Monday, May 14, 2007

Topic 4 as discussed at the Reference @ Metcalfe Seminar

4. Public libraries and school students – shifts to “enquiry based learning” over the last 2 decades have greatly increased demands on libraries from students at all levels. How much to we try to meet this need?

Yes this is occurring.

Have noticed that both students and parents don’t always understand what is being asked of them. The Reference Interview is an essential tool, rather than just accepting the piece of paper being handed over to the library staff! Library staff are spending extra time ascertaining the student’s needs, and for them to understand the question.

Library staff resist answering the question for the student, or taking on the responsibility for the “right” answer.

Staff are spending time locating different sources and types of material. Students however think that one book will have the answer they need.

Some students are reluctant to do their own research or have information literacy difficulties.
Often it is these students who come to the library, as those who can research do so by themselves.

Often library staff have to explain how to use a book such as contents page, index etc. Or what a primary or secondary source is.

More assistance is being asked of library staff as people are coming back from the web. They are not finding things on the internet, or teachers want them to use other resources.

Libraries are providing good sites to use on the internet, and using this opportunity to promote our online databases “beyond the web”. Students are happy to explore these once they have been shown.

Home Work / Subject Guides / Bookmarks are popular for students also.

Parents who visit on behalf of their children also need to be shown that there are more resources than just a book. Staff are showing them how to do research, and giving them brochures about online databases.

Reference libraries – we have great resources, especially when all the lending copies are out. But students and parents must be aware most items are not for loan. To deal with frustrated students and parents, library staff encourage photocopying and note taking, and coming to the library sooner when the assignment is first received.

Wednesday, May 9, 2007

Reference @ the Metcalfe seminar; presentation links.

The following list of URL's are derived from the Reference at the Metcalfe Seminar presentations.

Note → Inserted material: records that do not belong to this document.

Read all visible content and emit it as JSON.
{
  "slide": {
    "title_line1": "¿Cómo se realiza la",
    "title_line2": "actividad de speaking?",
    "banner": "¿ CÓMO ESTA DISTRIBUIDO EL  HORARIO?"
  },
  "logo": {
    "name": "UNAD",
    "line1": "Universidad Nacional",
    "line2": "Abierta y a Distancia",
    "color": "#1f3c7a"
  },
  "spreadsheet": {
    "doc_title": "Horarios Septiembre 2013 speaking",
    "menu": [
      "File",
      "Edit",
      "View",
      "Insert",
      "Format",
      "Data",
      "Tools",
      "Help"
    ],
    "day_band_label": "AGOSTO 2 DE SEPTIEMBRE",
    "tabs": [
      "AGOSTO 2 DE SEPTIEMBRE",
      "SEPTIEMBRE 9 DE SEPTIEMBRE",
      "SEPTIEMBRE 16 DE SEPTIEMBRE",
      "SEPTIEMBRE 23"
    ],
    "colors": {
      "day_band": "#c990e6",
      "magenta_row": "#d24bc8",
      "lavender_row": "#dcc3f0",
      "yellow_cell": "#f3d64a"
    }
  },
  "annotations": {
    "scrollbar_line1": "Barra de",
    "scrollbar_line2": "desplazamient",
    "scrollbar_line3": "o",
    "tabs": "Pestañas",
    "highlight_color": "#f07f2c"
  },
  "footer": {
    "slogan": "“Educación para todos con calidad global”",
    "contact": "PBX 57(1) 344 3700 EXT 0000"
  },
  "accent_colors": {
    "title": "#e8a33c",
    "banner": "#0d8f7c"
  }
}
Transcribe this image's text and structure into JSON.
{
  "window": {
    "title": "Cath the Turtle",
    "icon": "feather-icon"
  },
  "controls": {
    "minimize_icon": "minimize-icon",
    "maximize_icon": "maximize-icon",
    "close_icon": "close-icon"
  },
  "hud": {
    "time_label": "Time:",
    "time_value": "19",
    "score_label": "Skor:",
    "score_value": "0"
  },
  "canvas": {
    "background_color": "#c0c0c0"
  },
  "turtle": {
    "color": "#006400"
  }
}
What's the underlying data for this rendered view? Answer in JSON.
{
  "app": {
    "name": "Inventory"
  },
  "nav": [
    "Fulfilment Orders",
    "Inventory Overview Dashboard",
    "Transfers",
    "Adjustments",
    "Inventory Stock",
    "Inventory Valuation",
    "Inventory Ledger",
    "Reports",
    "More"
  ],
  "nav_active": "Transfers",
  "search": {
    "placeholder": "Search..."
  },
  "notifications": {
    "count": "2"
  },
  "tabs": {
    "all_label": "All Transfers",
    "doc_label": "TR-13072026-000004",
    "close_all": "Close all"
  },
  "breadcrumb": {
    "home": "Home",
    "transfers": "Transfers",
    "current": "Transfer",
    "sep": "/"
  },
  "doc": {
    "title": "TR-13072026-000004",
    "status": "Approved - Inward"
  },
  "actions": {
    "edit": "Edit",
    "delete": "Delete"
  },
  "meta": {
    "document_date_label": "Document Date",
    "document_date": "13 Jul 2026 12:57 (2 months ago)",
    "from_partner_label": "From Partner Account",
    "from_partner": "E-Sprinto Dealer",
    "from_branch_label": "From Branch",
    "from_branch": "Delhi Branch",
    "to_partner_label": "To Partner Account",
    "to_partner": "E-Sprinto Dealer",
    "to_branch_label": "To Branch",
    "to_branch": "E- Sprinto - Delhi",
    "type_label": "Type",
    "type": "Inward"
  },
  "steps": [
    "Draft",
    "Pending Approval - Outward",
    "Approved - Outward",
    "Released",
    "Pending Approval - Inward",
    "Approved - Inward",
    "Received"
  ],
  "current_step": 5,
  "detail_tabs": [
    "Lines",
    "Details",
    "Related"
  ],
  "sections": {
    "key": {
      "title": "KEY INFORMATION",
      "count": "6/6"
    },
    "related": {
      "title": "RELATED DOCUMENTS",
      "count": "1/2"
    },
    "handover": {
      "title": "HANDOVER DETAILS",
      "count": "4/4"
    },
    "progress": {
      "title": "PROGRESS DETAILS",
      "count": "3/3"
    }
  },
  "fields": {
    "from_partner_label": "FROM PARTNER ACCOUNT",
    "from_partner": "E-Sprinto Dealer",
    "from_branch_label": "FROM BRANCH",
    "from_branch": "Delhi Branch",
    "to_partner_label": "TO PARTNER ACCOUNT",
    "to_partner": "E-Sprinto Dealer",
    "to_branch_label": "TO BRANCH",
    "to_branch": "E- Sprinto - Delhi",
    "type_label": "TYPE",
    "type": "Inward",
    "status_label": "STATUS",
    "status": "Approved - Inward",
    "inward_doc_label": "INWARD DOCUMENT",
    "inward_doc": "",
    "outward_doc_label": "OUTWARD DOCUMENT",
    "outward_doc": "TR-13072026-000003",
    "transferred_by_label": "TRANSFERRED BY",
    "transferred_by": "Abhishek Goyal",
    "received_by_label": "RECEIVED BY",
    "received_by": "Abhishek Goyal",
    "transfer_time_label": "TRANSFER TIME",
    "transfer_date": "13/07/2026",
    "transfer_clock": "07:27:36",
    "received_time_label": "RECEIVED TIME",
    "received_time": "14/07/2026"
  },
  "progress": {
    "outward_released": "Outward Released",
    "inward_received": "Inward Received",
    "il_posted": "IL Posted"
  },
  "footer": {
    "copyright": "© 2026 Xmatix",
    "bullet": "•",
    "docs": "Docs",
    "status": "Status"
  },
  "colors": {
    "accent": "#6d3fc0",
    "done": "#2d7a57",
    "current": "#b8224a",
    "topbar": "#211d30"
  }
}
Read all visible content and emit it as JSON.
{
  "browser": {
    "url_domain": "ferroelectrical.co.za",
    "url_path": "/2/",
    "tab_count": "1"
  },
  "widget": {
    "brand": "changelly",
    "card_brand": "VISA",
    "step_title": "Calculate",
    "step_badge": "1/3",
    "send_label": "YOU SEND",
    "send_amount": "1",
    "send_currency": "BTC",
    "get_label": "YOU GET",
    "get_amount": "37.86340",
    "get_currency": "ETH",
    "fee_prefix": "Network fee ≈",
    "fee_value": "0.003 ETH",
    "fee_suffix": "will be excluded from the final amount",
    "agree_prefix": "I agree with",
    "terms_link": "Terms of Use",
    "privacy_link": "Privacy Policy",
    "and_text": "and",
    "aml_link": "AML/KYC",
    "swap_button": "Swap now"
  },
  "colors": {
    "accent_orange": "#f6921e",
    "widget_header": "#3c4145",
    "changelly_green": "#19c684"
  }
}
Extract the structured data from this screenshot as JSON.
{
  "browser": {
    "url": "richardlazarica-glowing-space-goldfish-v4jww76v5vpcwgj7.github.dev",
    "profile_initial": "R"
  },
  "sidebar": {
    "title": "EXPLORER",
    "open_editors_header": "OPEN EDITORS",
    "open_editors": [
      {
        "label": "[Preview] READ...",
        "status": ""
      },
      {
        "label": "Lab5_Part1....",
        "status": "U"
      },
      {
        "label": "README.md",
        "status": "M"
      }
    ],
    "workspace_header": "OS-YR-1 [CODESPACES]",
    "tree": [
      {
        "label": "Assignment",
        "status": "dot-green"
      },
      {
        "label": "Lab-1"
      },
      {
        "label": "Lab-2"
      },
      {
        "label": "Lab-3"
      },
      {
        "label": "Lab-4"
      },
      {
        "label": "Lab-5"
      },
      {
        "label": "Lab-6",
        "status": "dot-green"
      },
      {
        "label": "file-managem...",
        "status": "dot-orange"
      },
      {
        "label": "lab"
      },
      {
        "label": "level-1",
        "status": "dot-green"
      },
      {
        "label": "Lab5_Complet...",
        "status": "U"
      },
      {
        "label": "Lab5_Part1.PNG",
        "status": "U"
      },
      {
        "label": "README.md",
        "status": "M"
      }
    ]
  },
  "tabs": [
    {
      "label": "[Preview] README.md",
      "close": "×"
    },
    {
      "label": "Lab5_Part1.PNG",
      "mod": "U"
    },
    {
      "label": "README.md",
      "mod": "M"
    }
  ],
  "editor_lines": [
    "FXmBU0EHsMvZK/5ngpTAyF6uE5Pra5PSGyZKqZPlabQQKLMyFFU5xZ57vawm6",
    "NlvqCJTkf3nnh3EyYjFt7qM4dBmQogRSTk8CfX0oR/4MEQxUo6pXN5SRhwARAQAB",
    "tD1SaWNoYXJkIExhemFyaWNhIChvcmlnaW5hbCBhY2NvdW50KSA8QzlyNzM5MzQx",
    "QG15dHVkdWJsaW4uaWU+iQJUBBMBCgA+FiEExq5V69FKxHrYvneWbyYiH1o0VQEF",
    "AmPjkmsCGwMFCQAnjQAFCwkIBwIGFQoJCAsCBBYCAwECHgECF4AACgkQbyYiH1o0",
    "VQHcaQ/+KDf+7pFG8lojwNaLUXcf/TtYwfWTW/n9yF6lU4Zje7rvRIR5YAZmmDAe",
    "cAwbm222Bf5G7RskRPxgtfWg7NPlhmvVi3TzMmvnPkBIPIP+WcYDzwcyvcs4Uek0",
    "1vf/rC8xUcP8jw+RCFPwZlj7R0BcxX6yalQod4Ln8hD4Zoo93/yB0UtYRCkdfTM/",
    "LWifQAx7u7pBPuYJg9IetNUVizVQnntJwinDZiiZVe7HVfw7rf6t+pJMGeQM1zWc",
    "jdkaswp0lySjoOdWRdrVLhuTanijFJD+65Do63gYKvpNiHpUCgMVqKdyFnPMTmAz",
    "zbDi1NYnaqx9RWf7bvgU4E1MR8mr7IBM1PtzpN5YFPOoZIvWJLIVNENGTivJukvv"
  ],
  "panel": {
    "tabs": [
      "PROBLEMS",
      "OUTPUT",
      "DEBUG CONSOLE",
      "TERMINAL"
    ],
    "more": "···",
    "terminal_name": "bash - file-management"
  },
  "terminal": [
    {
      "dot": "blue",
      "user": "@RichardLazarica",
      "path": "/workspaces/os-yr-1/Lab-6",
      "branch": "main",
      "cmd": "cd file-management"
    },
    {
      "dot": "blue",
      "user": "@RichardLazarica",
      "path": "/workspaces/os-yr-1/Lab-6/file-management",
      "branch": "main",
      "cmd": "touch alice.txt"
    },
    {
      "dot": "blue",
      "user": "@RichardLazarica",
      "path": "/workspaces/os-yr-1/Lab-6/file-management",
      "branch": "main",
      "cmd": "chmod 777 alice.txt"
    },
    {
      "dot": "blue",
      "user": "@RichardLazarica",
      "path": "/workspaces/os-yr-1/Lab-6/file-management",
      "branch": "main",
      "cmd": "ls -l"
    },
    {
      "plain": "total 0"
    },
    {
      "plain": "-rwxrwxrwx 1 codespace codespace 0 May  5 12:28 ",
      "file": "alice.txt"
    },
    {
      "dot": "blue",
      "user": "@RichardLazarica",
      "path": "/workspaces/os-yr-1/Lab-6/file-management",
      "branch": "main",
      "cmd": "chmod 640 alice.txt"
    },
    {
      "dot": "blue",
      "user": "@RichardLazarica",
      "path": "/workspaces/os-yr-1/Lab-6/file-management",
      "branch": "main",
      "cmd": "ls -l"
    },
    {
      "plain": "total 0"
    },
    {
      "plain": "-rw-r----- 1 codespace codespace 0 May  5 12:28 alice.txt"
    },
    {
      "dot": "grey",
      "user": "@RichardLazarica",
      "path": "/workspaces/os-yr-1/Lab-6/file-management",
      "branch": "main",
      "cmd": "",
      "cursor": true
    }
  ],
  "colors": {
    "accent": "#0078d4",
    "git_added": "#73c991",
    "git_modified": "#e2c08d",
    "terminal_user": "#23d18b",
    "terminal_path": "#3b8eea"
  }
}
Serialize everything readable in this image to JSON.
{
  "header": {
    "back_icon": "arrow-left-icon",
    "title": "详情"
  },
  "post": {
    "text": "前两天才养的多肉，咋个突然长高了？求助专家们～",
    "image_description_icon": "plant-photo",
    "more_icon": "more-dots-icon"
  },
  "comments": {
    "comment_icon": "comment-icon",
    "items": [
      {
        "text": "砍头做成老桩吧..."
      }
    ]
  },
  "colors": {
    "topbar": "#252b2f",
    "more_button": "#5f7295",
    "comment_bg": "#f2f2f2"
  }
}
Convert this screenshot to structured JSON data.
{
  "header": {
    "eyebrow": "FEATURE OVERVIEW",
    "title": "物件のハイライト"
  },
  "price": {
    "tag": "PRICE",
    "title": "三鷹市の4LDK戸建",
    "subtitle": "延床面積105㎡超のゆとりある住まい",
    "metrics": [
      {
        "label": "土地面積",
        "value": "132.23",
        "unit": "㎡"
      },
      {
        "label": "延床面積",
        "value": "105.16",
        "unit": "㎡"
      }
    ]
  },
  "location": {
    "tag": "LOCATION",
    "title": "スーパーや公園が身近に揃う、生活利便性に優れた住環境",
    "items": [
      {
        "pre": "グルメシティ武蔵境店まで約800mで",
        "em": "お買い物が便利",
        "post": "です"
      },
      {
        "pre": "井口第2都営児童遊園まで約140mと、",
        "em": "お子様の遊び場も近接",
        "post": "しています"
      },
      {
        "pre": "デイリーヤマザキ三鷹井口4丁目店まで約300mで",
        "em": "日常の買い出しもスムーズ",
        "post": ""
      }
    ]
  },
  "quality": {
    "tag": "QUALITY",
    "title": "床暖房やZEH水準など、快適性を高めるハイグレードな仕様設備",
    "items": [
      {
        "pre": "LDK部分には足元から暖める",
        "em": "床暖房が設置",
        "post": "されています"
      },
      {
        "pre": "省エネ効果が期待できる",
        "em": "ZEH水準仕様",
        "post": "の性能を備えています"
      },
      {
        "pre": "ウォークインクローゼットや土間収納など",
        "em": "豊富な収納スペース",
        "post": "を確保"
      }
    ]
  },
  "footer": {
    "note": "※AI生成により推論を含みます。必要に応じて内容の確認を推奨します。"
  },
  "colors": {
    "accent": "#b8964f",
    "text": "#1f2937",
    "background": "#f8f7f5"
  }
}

Brett Poole of Yahoo!7
My web

will talk about social search including myweb and Yahoo!7 Answers

Ellen Forsyth
Web 2.0 the machine is us/ing us

Ambient librarian
Arlington Heights Memorial Library
Friends : social networking sites for engaged library services
New technology

Ross Balharrie, Manly

Martin Boyce, Sutherland


Bernard de Broglio Mosman (scroll down the screen for the links)

Philippa Armfield Reader Services